Eugène Brands preferred to withdraw to the familiar surroundings of his studio at home. There he created his own microcosm in which he surrounded himself with his main sources of inspiration, including world music, ethnography and knowledge about the universe. From this domestic environment, Brands used his work to reflect upon the macrocosm and the attendant existential questions about life.
Brands was only briefly involved with CoBrA. In his CoBrA period, Brands abandoned the surrealistic elements in his work and painted in a fluent, (lyrical) abstract style. His artistic output alternated between gouaches and large oil painting and ‘reliefs’ of painted wood and found materials. He shared his interest in folk art and surrealism with the other members of the CoBrA group.

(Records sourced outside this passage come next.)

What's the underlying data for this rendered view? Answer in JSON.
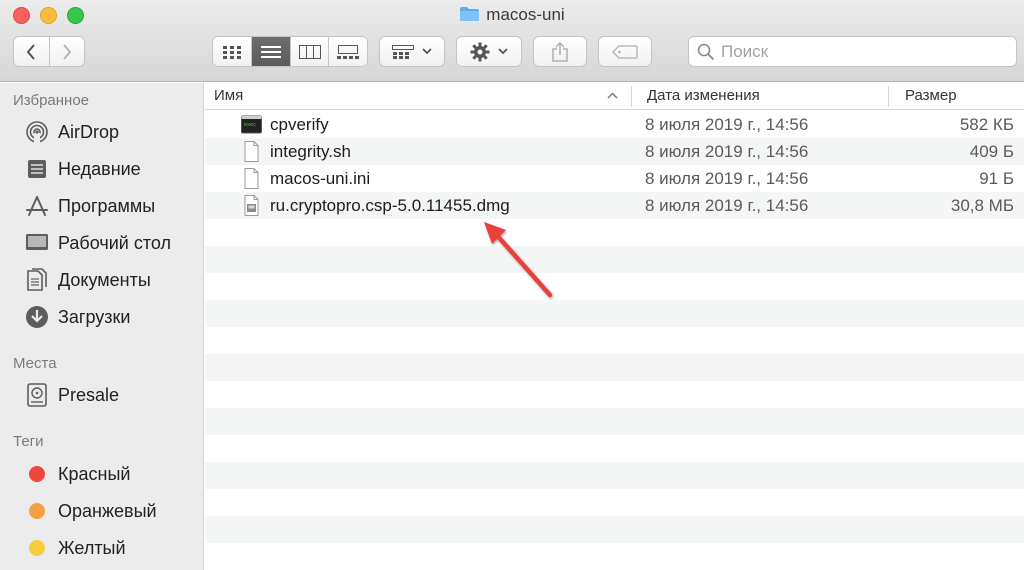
{
  "window": {
    "title": "macos-uni"
  },
  "search": {
    "placeholder": "Поиск"
  },
  "sidebar": {
    "favorites_header": "Избранное",
    "favorites": [
      {
        "label": "AirDrop",
        "icon": "airdrop-icon"
      },
      {
        "label": "Недавние",
        "icon": "recents-icon"
      },
      {
        "label": "Программы",
        "icon": "applications-icon"
      },
      {
        "label": "Рабочий стол",
        "icon": "desktop-icon"
      },
      {
        "label": "Документы",
        "icon": "documents-icon"
      },
      {
        "label": "Загрузки",
        "icon": "downloads-icon"
      }
    ],
    "places_header": "Места",
    "places": [
      {
        "label": "Presale",
        "icon": "disk-icon"
      }
    ],
    "tags_header": "Теги",
    "tags": [
      {
        "label": "Красный",
        "color": "#f1463f"
      },
      {
        "label": "Оранжевый",
        "color": "#f5a142"
      },
      {
        "label": "Желтый",
        "color": "#f7cd3d"
      }
    ]
  },
  "columns": {
    "name": "Имя",
    "date": "Дата изменения",
    "size": "Размер"
  },
  "files": [
    {
      "name": "cpverify",
      "date": "8 июля 2019 г., 14:56",
      "size": "582 КБ",
      "icon": "terminal-exec-icon"
    },
    {
      "name": "integrity.sh",
      "date": "8 июля 2019 г., 14:56",
      "size": "409 Б",
      "icon": "document-icon"
    },
    {
      "name": "macos-uni.ini",
      "date": "8 июля 2019 г., 14:56",
      "size": "91 Б",
      "icon": "document-icon"
    },
    {
      "name": "ru.cryptopro.csp-5.0.11455.dmg",
      "date": "8 июля 2019 г., 14:56",
      "size": "30,8 МБ",
      "icon": "disk-image-icon"
    }
  ],
  "annotation": {
    "color": "#e8413d"
  }
}
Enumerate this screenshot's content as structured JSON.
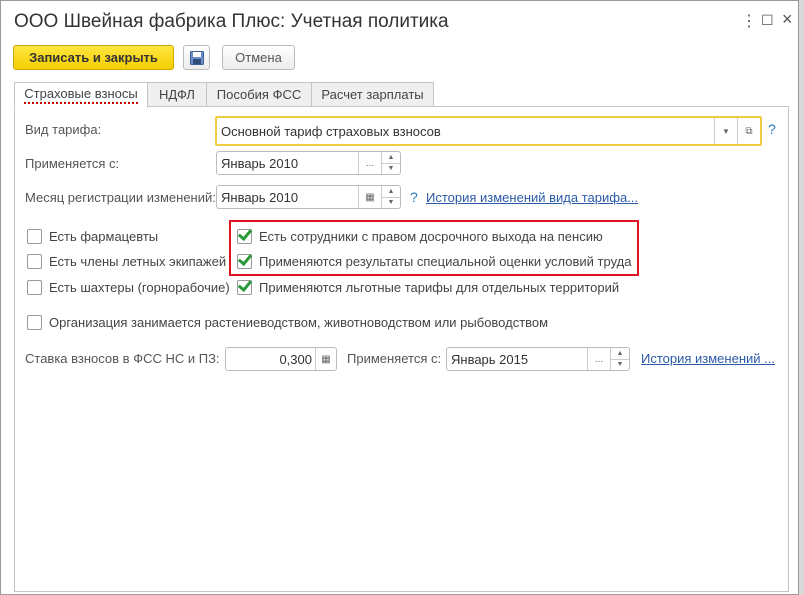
{
  "window": {
    "title": "ООО Швейная фабрика Плюс: Учетная политика",
    "menu_icon": "more-icon",
    "max_icon": "maximize-icon",
    "close_icon": "close-icon"
  },
  "toolbar": {
    "save_close": "Записать и закрыть",
    "cancel": "Отмена"
  },
  "tabs": [
    {
      "label": "Страховые взносы",
      "active": true
    },
    {
      "label": "НДФЛ"
    },
    {
      "label": "Пособия ФСС"
    },
    {
      "label": "Расчет зарплаты"
    }
  ],
  "form": {
    "tariff_label": "Вид тарифа:",
    "tariff_value": "Основной тариф страховых взносов",
    "applies_label": "Применяется с:",
    "applies_value": "Январь 2010",
    "reg_month_label": "Месяц регистрации изменений:",
    "reg_month_value": "Январь 2010",
    "help": "?",
    "history_tariff_link": "История изменений вида тарифа...",
    "checkboxes": [
      {
        "label": "Есть фармацевты",
        "checked": false
      },
      {
        "label": "Есть члены летных экипажей",
        "checked": false
      },
      {
        "label": "Есть шахтеры (горнорабочие)",
        "checked": false
      },
      {
        "label": "Есть сотрудники с правом досрочного выхода на пенсию",
        "checked": true
      },
      {
        "label": "Применяются результаты специальной оценки условий труда",
        "checked": true
      },
      {
        "label": "Применяются льготные тарифы для отдельных территорий",
        "checked": true
      },
      {
        "label": "Организация занимается растениеводством, животноводством или рыбоводством",
        "checked": false
      }
    ],
    "fss_rate_label": "Ставка взносов в ФСС НС и ПЗ:",
    "fss_rate_value": "0,300",
    "fss_applies_label": "Применяется с:",
    "fss_applies_value": "Январь 2015",
    "fss_history_link": "История изменений ...",
    "ellipsis": "...",
    "up": "▲",
    "down": "▼",
    "dropdown": "▼"
  },
  "colors": {
    "highlight": "#e0141e",
    "accent": "#f4cf00"
  }
}
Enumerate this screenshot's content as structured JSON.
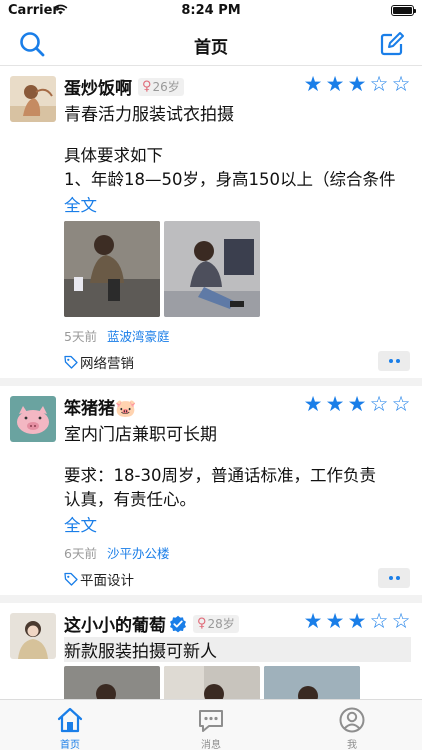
{
  "status_bar": {
    "carrier": "Carrier",
    "time": "8:24 PM"
  },
  "nav": {
    "title": "首页"
  },
  "posts": [
    {
      "username": "蛋炒饭啊",
      "age": "26岁",
      "rating": 3,
      "max_rating": 5,
      "title": "青春活力服装试衣拍摄",
      "body": "具体要求如下\n1、年龄18—50岁，身高150以上（综合条件",
      "more_text": "全文",
      "time": "5天前",
      "place": "蓝波湾豪庭",
      "tag": "网络营销"
    },
    {
      "username": "笨猪猪🐷",
      "rating": 3,
      "max_rating": 5,
      "title": "室内门店兼职可长期",
      "body": "要求：18-30周岁，普通话标准，工作负责\n认真，有责任心。",
      "more_text": "全文",
      "time": "6天前",
      "place": "沙平办公楼",
      "tag": "平面设计"
    },
    {
      "username": "这小小的葡萄",
      "age": "28岁",
      "rating": 3,
      "max_rating": 5,
      "title": "新款服装拍摄可新人"
    }
  ],
  "tabs": [
    {
      "label": "首页",
      "icon": "home-icon"
    },
    {
      "label": "消息",
      "icon": "message-icon"
    },
    {
      "label": "我",
      "icon": "person-icon"
    }
  ],
  "colors": {
    "accent": "#1a7ee8",
    "female": "#e06a78",
    "separator": "#f2f2f2"
  }
}
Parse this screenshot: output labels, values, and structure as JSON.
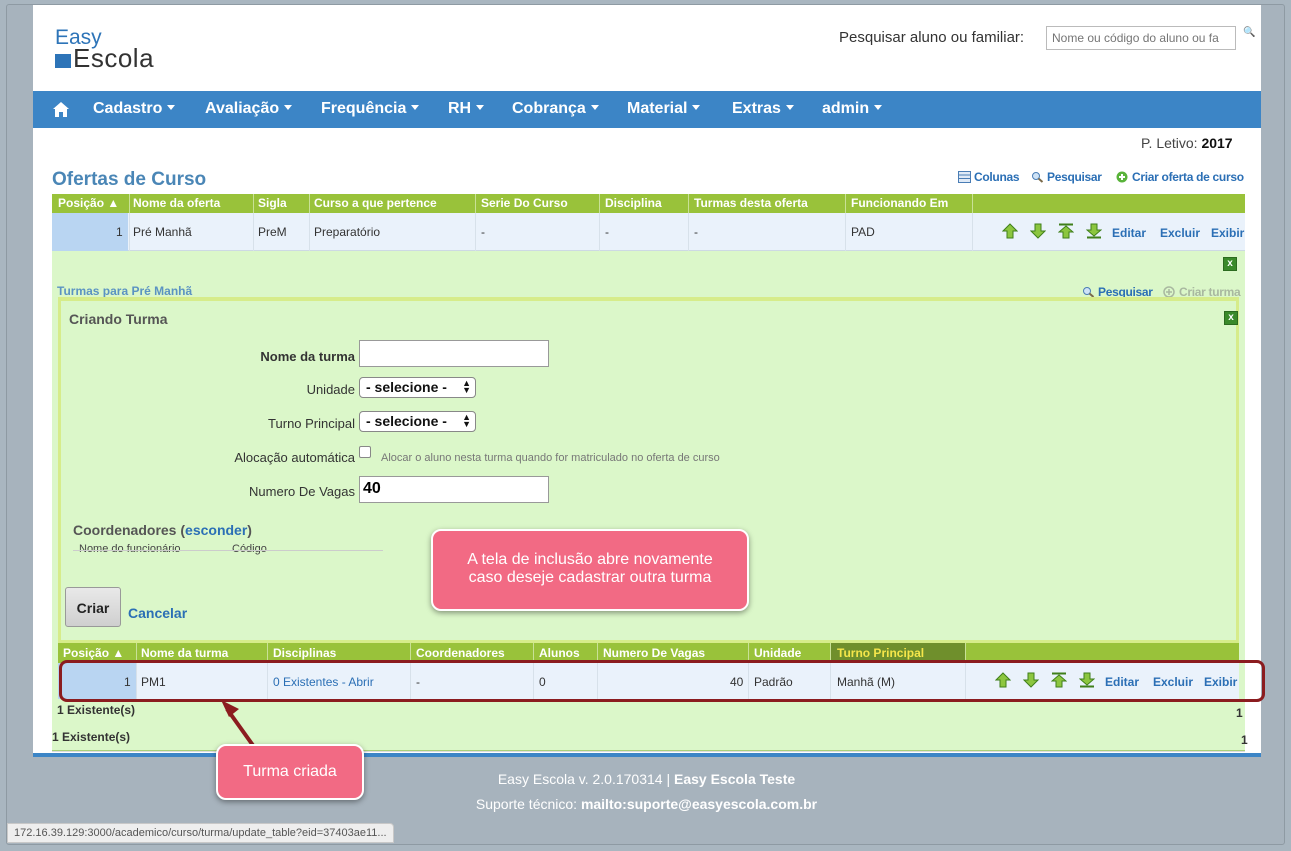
{
  "logo": {
    "line1": "Easy",
    "line2": "Escola"
  },
  "search": {
    "label": "Pesquisar aluno ou familiar:",
    "placeholder": "Nome ou código do aluno ou fa"
  },
  "nav": {
    "items": [
      {
        "label": "Cadastro"
      },
      {
        "label": "Avaliação"
      },
      {
        "label": "Frequência"
      },
      {
        "label": "RH"
      },
      {
        "label": "Cobrança"
      },
      {
        "label": "Material"
      },
      {
        "label": "Extras"
      },
      {
        "label": "admin"
      }
    ]
  },
  "periodo": {
    "label": "P. Letivo:",
    "value": "2017"
  },
  "page_title": "Ofertas de Curso",
  "toolbar": {
    "colunas": "Colunas",
    "pesquisar": "Pesquisar",
    "criar": "Criar oferta de curso"
  },
  "ofertas_table": {
    "headers": [
      "Posição",
      "Nome da oferta",
      "Sigla",
      "Curso a que pertence",
      "Serie Do Curso",
      "Disciplina",
      "Turmas desta oferta",
      "Funcionando Em"
    ],
    "row": {
      "posicao": "1",
      "nome": "Pré Manhã",
      "sigla": "PreM",
      "curso": "Preparatório",
      "serie": "-",
      "disciplina": "-",
      "turmas": "-",
      "funcionando": "PAD"
    },
    "actions": {
      "editar": "Editar",
      "excluir": "Excluir",
      "exibir": "Exibir"
    },
    "count": "1 Existente(s)",
    "page": "1"
  },
  "turmas": {
    "title": "Turmas para Pré Manhã",
    "pesquisar": "Pesquisar",
    "criar": "Criar turma",
    "close": "x"
  },
  "form": {
    "title": "Criando Turma",
    "nome_label": "Nome da turma",
    "nome_value": "",
    "unidade_label": "Unidade",
    "unidade_value": "- selecione -",
    "turno_label": "Turno Principal",
    "turno_value": "- selecione -",
    "alocacao_label": "Alocação automática",
    "alocacao_hint": "Alocar o aluno nesta turma quando for matriculado no oferta de curso",
    "vagas_label": "Numero De Vagas",
    "vagas_value": "40",
    "coord_title": "Coordenadores",
    "coord_toggle": "esconder",
    "coord_col1": "Nome do funcionário",
    "coord_col2": "Código",
    "criar": "Criar",
    "cancelar": "Cancelar"
  },
  "turmas_table": {
    "headers": [
      "Posição",
      "Nome da turma",
      "Disciplinas",
      "Coordenadores",
      "Alunos",
      "Numero De Vagas",
      "Unidade",
      "Turno Principal"
    ],
    "row": {
      "posicao": "1",
      "nome": "PM1",
      "disciplinas": "0 Existentes - Abrir",
      "coordenadores": "-",
      "alunos": "0",
      "vagas": "40",
      "unidade": "Padrão",
      "turno": "Manhã (M)"
    },
    "actions": {
      "editar": "Editar",
      "excluir": "Excluir",
      "exibir": "Exibir"
    },
    "count": "1 Existente(s)",
    "page": "1"
  },
  "footer": {
    "version": "Easy Escola v. 2.0.170314 |",
    "company": "Easy Escola Teste",
    "suporte_label": "Suporte técnico:",
    "suporte_email": "mailto:suporte@easyescola.com.br"
  },
  "statusbar": "172.16.39.129:3000/academico/curso/turma/update_table?eid=37403ae11...",
  "callouts": {
    "info_line1": "A tela de inclusão abre novamente",
    "info_line2": "caso deseje cadastrar outra turma",
    "turma_criada": "Turma criada"
  },
  "colors": {
    "navbar": "#3c85c6",
    "grid_header": "#99c23a",
    "panel": "#dbf7c9",
    "callout": "#f26a84",
    "highlight": "#8b1c1f"
  }
}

Inspired by his CoBrA period and his daughter Eugénie, who started drawing around this time, Brands began making figurative work with a remarkably childlike visual idiom in 1951. It was the childish innocence of children’s drawings that appealed to him, but also the strangeness and sometimes sinister undertone. He longed to express himself in a similarly uninhibited manner.